PROVIDED ENTRIES:
---+---

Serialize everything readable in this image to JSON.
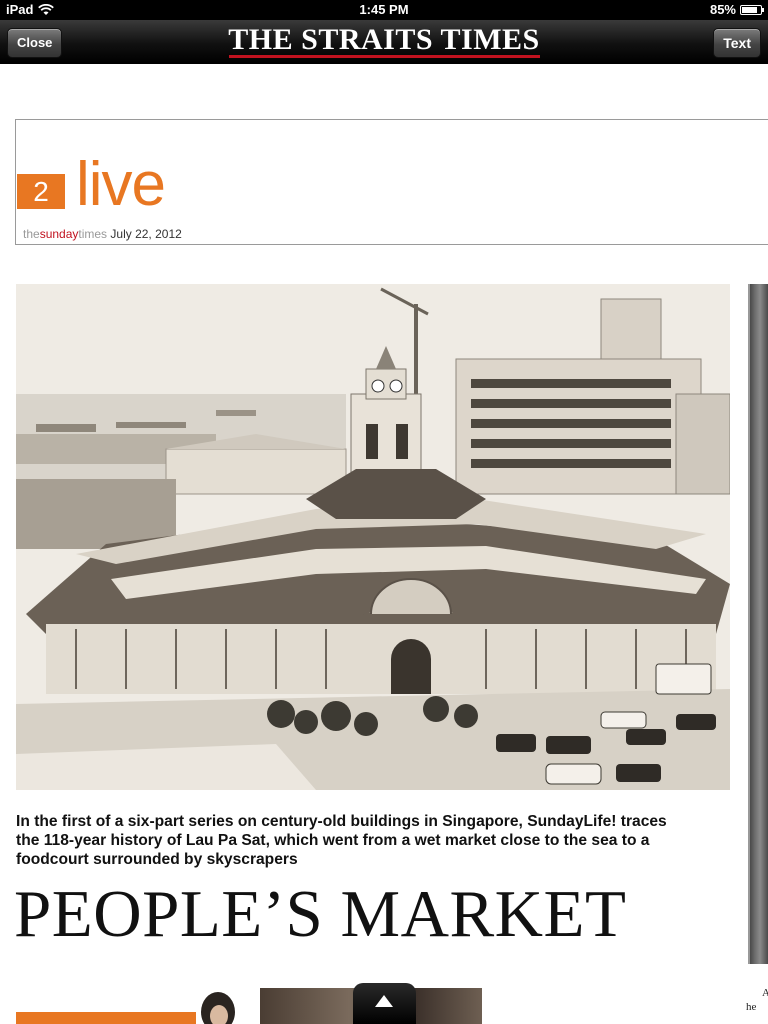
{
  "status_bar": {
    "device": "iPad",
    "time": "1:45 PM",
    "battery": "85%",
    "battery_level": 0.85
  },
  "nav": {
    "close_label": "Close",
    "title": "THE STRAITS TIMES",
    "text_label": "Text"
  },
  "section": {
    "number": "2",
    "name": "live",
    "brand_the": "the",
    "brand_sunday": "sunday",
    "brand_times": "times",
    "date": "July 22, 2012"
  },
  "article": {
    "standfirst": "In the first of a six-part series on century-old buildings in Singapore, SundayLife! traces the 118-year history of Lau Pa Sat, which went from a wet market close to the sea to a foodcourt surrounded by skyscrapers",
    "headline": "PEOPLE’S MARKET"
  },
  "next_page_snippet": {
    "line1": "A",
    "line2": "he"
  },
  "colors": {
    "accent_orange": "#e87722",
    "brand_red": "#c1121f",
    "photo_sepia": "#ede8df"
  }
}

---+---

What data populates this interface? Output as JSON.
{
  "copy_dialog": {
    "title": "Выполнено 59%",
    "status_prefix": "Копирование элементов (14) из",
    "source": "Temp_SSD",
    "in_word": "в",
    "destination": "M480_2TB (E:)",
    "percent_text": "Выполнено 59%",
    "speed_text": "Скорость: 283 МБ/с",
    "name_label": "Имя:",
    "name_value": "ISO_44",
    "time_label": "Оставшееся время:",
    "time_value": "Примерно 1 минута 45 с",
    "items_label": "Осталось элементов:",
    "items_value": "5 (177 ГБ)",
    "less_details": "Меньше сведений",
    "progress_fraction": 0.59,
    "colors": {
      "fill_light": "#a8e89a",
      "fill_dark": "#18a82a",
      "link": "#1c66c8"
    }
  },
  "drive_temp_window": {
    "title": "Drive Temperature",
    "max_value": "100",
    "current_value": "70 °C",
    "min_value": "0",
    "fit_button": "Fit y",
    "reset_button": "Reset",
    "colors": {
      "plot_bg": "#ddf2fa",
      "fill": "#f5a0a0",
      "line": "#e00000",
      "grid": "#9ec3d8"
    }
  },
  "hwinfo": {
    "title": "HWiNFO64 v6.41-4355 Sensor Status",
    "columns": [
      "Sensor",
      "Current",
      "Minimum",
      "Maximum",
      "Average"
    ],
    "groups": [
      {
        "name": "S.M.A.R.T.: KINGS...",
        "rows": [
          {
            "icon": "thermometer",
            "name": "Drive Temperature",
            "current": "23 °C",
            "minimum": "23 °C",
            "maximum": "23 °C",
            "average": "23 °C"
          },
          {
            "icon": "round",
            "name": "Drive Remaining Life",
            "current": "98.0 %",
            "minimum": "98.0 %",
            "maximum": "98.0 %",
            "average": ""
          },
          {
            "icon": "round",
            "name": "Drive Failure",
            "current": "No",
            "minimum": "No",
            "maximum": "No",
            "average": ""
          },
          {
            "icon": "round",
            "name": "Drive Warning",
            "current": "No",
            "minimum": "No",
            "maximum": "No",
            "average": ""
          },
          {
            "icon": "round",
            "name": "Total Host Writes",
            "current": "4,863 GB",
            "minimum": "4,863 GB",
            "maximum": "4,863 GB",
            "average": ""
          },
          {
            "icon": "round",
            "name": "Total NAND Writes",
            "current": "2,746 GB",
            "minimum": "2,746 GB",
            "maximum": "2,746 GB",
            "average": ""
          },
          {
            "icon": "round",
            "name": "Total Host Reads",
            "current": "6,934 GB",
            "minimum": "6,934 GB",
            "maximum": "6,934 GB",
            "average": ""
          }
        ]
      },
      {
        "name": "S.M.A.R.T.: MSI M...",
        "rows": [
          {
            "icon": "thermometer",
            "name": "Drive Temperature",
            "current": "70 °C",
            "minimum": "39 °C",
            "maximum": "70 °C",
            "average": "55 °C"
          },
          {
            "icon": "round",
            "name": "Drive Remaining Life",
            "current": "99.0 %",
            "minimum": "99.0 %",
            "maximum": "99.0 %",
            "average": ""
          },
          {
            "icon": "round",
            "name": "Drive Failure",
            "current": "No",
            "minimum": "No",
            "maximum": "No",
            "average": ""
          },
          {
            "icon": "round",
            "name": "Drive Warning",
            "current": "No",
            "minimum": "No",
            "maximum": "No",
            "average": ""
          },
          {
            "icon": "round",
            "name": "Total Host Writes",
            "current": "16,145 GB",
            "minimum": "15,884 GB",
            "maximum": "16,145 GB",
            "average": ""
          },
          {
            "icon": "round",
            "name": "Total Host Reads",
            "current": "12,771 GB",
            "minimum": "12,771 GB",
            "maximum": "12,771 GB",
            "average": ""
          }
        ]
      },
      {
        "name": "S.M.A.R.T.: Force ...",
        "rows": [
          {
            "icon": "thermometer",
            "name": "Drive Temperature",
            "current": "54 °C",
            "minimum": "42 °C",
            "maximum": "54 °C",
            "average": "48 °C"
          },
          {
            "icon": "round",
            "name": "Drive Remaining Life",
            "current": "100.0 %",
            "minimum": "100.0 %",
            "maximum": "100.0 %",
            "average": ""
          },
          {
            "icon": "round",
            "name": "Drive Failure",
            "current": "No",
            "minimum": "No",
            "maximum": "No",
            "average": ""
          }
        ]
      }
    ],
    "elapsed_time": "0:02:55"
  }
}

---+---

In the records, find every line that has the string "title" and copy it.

    "title": "THE STRAITS TIMES",
    "title": "Выполнено 59%",
    "title": "Drive Temperature",
    "title": "HWiNFO64 v6.41-4355 Sensor Status",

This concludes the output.